*** Records shown Section Begins ***

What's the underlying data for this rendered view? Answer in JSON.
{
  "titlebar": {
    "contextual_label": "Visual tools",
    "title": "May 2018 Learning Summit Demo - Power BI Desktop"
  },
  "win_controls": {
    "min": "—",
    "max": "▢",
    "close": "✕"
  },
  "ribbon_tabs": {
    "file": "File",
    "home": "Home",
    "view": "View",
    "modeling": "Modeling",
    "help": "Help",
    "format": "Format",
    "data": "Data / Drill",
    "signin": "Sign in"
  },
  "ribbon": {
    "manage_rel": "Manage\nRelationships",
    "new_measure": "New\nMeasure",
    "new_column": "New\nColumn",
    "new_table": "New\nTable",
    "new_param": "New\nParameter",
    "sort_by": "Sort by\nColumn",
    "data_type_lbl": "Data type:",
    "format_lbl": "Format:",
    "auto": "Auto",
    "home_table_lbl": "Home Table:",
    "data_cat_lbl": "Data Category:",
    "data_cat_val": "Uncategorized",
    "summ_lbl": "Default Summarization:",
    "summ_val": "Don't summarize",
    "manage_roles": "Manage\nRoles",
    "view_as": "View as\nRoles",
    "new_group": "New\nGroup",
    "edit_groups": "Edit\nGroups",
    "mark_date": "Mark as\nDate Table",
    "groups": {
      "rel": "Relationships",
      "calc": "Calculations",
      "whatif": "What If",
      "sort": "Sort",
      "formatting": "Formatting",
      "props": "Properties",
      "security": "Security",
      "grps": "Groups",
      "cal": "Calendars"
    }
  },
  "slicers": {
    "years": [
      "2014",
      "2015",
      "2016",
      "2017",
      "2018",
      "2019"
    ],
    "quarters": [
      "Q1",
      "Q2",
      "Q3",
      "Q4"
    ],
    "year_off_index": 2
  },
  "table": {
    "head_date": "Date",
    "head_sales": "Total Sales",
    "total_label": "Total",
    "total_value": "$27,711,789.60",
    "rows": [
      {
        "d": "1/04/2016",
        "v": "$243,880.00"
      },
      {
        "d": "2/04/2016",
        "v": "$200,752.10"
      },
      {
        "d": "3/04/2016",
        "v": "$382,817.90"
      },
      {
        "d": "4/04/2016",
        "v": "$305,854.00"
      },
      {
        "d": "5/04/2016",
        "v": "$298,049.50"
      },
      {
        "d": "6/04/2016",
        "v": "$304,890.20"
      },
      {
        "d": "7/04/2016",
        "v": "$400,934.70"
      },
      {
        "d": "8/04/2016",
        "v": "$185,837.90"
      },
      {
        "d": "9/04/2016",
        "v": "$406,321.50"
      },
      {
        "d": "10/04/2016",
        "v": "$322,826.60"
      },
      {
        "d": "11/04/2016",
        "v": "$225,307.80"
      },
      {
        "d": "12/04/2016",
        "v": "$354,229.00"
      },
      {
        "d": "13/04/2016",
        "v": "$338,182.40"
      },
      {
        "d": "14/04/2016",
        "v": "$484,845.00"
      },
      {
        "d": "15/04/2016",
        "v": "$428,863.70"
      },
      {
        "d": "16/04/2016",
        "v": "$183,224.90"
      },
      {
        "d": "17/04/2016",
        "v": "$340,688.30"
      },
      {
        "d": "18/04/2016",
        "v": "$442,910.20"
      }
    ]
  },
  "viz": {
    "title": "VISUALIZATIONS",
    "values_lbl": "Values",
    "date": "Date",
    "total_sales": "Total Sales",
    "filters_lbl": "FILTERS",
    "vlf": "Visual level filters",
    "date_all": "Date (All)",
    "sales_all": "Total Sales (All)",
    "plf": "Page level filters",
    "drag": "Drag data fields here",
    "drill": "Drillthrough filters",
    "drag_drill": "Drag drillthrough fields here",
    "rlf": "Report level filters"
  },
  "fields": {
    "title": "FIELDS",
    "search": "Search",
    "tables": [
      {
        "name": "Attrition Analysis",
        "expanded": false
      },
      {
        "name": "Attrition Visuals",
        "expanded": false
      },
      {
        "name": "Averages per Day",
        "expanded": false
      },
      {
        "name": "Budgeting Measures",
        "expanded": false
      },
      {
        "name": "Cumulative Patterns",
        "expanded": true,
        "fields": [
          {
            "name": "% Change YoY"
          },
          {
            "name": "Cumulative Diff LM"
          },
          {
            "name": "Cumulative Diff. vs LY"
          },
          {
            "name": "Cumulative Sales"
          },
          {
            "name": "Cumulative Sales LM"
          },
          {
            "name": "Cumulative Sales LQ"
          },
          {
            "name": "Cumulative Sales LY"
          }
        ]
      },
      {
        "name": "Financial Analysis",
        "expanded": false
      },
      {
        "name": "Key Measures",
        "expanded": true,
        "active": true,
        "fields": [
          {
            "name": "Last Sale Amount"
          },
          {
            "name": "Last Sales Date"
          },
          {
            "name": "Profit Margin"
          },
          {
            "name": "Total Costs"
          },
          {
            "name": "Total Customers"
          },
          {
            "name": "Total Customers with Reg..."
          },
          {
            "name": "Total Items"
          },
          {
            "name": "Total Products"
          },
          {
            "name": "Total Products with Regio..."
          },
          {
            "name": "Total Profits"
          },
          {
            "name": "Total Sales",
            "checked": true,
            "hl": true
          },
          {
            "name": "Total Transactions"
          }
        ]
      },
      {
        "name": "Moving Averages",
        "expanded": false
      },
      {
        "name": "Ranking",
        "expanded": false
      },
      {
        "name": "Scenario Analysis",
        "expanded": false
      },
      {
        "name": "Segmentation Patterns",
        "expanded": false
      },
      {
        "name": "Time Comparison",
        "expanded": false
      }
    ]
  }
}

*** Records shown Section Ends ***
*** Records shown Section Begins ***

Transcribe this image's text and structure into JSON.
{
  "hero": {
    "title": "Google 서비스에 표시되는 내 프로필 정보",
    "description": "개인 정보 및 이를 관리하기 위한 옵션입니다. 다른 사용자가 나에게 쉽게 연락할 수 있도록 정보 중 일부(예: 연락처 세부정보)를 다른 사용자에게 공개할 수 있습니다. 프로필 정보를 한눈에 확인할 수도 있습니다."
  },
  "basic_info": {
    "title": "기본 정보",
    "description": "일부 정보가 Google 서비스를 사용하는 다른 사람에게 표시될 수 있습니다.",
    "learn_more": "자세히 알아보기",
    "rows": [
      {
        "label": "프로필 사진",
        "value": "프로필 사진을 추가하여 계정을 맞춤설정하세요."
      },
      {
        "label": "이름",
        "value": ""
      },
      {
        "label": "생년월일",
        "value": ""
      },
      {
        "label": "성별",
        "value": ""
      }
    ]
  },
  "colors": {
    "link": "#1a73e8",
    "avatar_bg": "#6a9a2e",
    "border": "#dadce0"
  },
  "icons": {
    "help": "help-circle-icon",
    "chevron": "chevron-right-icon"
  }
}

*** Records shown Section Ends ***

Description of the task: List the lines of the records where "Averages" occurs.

Response area:
        "name": "Averages per Day",
        "name": "Moving Averages",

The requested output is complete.